Context: John Stuart Mill was a precocious child, educated by his father; he became an astonishing philosopher and economist whose works in Philosophy, Logic, and Political Science have long outlived him. His Autobiography has become a classic, and nearly a century after its publication is required reading in English classes for its style and logical development. His essay on "Liberty" is read by university classes in English and Government, and even his text on logic can still be read with profit. However, it is his work on economics that remains Mill's greatest contribution to modern thought. His Principles of Political Economy that came out in 1848 in an edition of 1,000 copies, had an equal edition the next year, and an increase to 1,200 copies in 1852, with continually larger editions following. Mill followed the abstract theories of rent of David Ricardo (1772–1823), but applied economic doctrines to social conditions. His thinking was sharpened by an important event in his life. In 1831 he met and fell in love with Helen Taylor, but not until her husband's death in 1851 did he marry her. They enjoyed seven happy years together while he was developing many of his theories. He acknowledges in his Autobiography that his conviction of the complete equality of the sexes in legal, political, social, and domestic relations probably came from Helen Taylor. The first printing of his Political Economy carried a dedicatory acknowledgment of her help, but her dislike of publicity prevented its insertion in later copies. The author also made other changes in the book in its subsequent publications, up to the seventh edition, in 1870, the last during his lifetime. Some of Mill's ideas were published in Westminster Review, and in the London Review, as well as in The Review, when they were combined. At the suggestion of his wife, he started collecting and re-editing, and published the articles in two volumes of Dissertations and Discussions in 1859. Their reception was so friendly that he issued a third volume with an "Essay on Plato," originally appearing in the Edinburgh Review as its most important entry. In the fourth volume appeared an essay restating and rephrasing one of his most important contributions to economic thought and taxation, that put the phrase "unearned increment" into the vocabulary of Economics. The term was new, though the idea was not. Adam Smith (1723–1790), in his Inquiry into the Nature and Causes of the Wealth of Nations (1775), had written that "Landlords, like other men, love to reap where they never sowed." The belief grew that wealth which comes to a man without any effort of his own should not belong to him, and ought to be taken, all or in part, for the good of everybody, through taxation. Mill explains the theory and calls this windfall "unearned increment," in the fourth volume of his Dissertations and Discussions, and "unearned appendage" in his Principles of Economic Theory. A man who owns farm land, for instance, may suddenly find its value greatly increased because the city grows in his direction or a railroad extension makes the land attractive to factory builders. This is Mill's belief:

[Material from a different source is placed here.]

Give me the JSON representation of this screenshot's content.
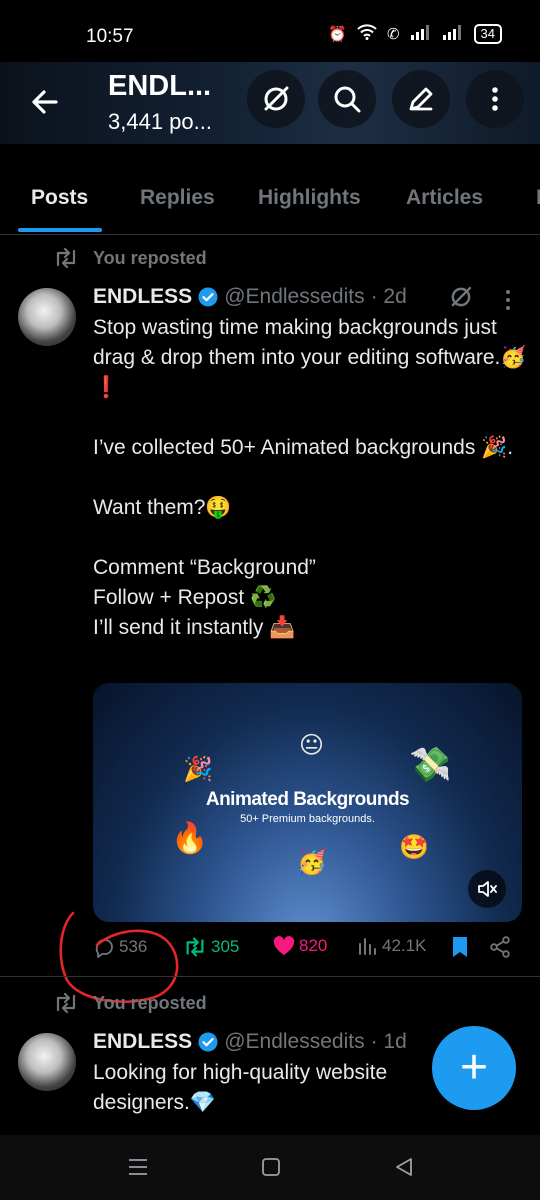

Before leaving the subject of Equality of Taxation, I must remark that there are cases in which exceptions may be made to it, consistently with that equal justice which is the groundwork of the rule. Suppose that there is a kind of income which consistently tends to increase, without any exertion or sacrifice on the part of the owner, those owners constituting a class in the community whom the natural course of things progressively enriches, consistently with complete passiveness on their own part. In such a case it would be no violation of the principles on which private property is grounded if the state should appropriate this increase of wealth, or part of it, as it arises. This would not properly be taking anything from anybody, it would be merely applying an accession of wealth, created by circumstances, to the benefit of society, instead of allowing it to become the Unearned appendage (unearned increment) to the riches of a particular class.